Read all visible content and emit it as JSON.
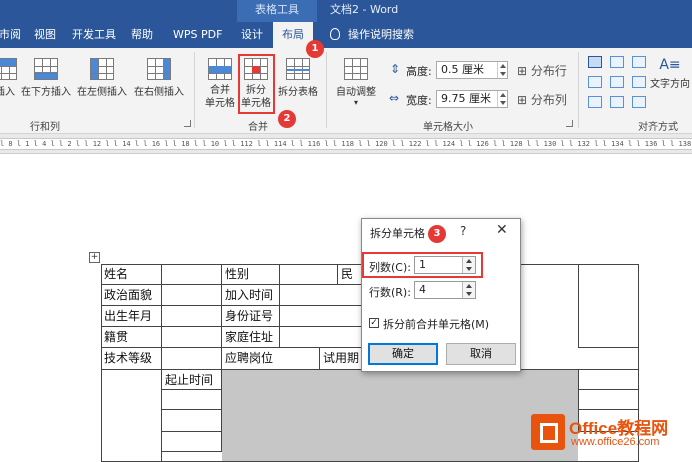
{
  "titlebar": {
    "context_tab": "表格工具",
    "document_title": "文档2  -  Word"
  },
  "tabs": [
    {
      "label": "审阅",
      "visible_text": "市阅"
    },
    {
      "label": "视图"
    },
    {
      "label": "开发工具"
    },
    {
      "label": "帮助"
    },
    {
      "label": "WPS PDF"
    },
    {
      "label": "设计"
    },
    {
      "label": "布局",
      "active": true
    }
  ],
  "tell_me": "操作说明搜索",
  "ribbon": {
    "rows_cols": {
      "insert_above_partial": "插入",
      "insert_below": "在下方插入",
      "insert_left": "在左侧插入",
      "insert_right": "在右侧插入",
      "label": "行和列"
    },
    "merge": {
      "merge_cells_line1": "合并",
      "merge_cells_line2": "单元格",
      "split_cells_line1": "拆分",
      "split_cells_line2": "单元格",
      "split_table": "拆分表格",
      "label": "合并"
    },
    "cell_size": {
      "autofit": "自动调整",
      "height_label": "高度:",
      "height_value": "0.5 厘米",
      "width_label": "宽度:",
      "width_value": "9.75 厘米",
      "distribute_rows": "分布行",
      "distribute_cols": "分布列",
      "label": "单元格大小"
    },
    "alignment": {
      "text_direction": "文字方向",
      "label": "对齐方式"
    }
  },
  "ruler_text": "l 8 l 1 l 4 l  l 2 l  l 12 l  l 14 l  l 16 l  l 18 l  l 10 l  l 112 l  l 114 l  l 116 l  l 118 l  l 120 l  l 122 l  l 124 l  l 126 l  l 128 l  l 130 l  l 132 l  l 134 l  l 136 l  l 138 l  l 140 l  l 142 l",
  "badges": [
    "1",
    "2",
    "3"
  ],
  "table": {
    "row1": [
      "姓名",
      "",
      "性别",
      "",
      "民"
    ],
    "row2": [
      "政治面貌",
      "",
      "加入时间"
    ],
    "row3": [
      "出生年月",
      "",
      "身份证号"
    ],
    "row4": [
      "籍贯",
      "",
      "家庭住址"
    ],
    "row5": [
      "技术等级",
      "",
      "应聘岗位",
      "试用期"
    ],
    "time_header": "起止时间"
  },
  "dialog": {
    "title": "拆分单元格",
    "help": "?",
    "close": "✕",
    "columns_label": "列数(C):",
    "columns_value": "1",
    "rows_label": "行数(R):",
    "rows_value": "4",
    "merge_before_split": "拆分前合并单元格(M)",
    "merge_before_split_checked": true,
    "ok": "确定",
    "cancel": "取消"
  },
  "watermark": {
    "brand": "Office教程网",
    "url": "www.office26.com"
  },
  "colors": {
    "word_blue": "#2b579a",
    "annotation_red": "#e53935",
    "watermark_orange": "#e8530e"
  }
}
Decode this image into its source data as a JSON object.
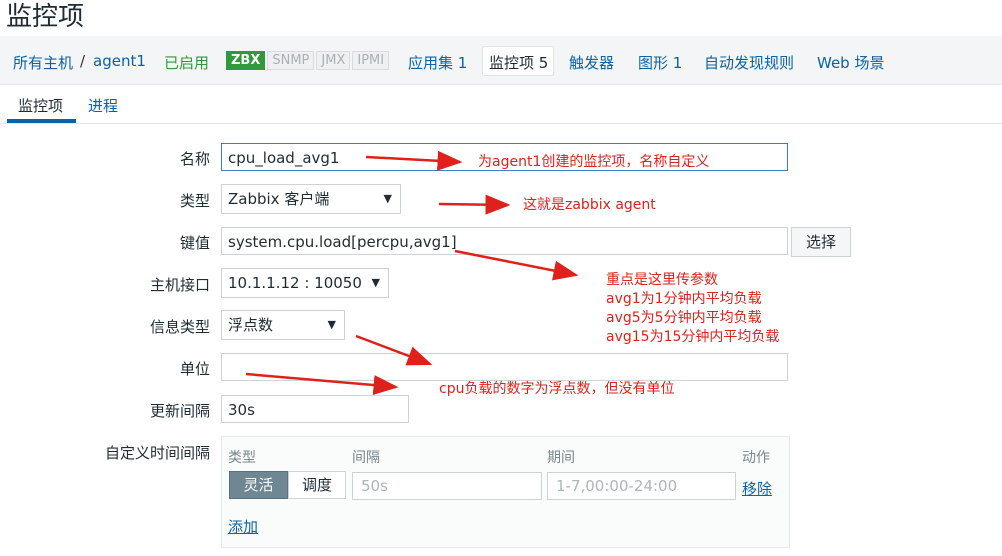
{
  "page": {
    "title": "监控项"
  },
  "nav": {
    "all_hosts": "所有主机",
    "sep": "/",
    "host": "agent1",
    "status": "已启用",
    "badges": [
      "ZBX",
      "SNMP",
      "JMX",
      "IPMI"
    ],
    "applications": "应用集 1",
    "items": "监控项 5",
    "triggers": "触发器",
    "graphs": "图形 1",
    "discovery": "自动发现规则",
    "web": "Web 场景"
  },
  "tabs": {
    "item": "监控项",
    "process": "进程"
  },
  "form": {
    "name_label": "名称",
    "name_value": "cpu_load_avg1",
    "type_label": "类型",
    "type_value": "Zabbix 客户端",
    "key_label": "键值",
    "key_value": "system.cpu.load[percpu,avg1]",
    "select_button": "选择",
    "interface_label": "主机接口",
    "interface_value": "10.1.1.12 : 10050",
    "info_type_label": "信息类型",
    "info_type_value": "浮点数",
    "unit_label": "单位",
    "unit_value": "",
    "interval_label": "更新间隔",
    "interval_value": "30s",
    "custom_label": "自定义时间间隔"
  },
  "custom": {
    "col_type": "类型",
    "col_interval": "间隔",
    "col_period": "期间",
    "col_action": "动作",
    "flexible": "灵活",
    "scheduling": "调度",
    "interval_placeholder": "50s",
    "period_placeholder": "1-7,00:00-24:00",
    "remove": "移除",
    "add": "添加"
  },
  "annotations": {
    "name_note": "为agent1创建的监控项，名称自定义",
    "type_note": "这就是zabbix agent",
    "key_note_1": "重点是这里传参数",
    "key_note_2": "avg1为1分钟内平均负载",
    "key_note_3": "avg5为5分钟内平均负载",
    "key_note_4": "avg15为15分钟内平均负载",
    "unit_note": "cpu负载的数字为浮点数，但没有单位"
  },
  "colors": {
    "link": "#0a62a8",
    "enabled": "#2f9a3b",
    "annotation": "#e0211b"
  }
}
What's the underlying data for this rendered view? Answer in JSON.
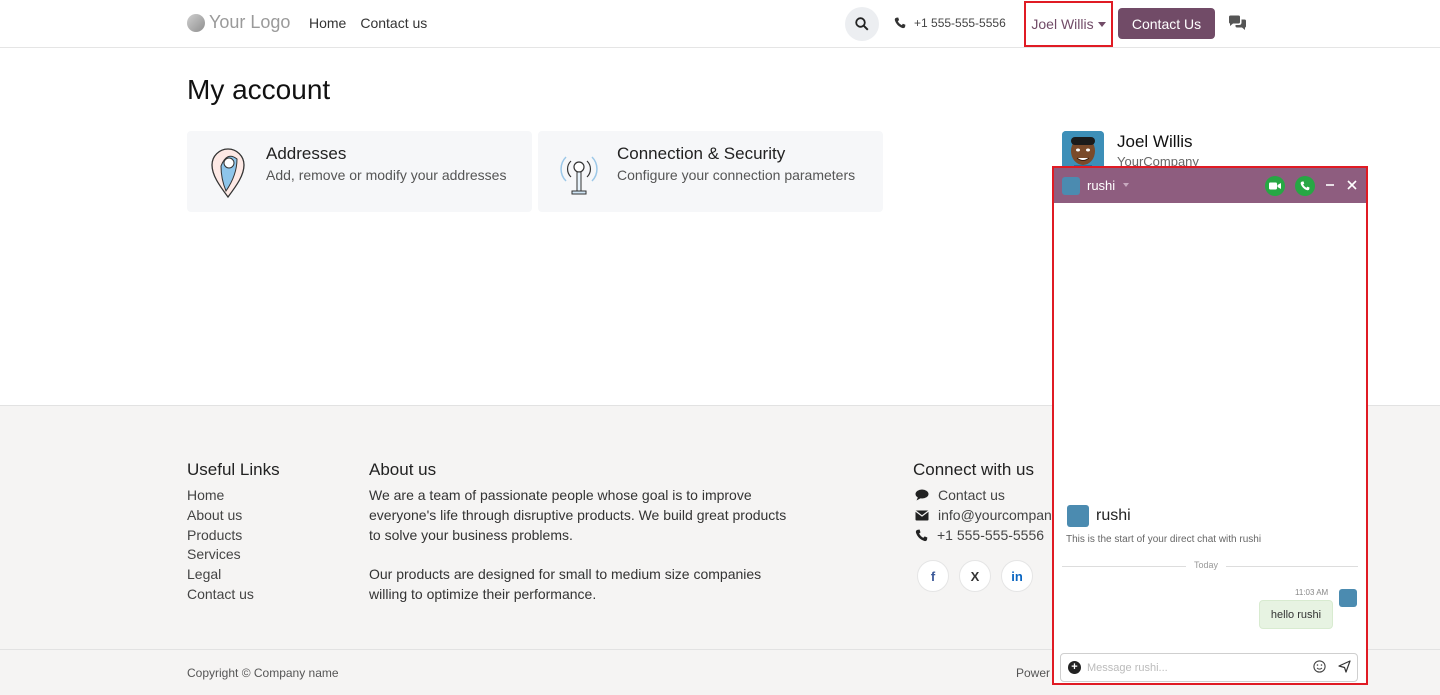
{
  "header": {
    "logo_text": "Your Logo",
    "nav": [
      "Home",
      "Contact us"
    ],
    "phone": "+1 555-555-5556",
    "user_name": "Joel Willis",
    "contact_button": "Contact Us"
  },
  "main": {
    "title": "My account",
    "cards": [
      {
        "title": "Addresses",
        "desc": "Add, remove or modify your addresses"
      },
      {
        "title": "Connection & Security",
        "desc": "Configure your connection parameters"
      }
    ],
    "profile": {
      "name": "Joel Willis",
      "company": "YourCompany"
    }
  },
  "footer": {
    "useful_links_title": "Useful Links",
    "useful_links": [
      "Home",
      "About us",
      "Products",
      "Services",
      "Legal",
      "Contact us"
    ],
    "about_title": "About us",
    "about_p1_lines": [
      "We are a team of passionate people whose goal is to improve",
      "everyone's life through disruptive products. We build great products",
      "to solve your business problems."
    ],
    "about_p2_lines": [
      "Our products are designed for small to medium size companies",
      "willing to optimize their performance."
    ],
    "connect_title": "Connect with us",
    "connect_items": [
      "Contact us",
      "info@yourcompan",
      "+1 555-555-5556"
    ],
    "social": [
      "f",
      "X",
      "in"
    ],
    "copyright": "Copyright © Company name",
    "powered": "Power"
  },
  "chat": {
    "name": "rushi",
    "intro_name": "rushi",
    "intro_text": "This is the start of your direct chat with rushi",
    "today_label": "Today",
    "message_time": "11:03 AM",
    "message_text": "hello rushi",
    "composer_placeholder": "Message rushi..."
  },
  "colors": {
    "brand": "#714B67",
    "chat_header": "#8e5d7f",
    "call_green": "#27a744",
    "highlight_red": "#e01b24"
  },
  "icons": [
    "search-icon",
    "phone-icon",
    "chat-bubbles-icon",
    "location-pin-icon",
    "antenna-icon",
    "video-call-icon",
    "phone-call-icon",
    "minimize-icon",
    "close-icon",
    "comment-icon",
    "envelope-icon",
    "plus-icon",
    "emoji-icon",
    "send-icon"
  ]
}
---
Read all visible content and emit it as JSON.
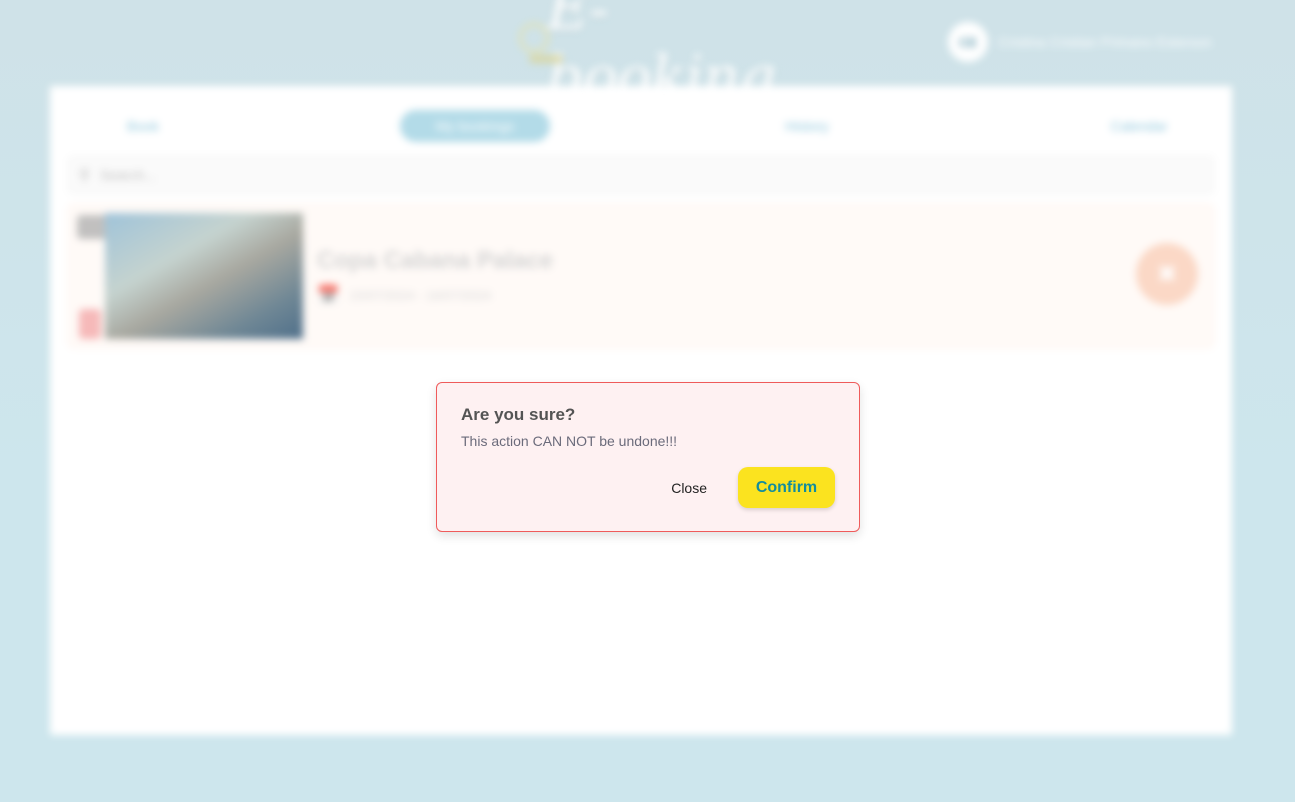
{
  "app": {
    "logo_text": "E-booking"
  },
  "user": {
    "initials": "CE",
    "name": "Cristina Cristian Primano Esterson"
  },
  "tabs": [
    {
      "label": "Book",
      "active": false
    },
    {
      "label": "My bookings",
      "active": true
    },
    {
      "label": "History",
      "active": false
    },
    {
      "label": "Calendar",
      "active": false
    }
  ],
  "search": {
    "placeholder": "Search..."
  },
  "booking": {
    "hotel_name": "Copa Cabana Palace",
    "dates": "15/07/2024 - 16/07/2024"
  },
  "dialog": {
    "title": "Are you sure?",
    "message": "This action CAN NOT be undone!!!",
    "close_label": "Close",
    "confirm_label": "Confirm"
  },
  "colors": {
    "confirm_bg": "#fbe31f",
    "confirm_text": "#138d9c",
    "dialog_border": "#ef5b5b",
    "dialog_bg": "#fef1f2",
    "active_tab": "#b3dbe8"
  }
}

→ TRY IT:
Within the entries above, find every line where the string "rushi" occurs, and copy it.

→ OUTPUT:
    "name": "rushi",
    "intro_name": "rushi",
    "intro_text": "This is the start of your direct chat with rushi",
    "message_text": "hello rushi",
    "composer_placeholder": "Message rushi..."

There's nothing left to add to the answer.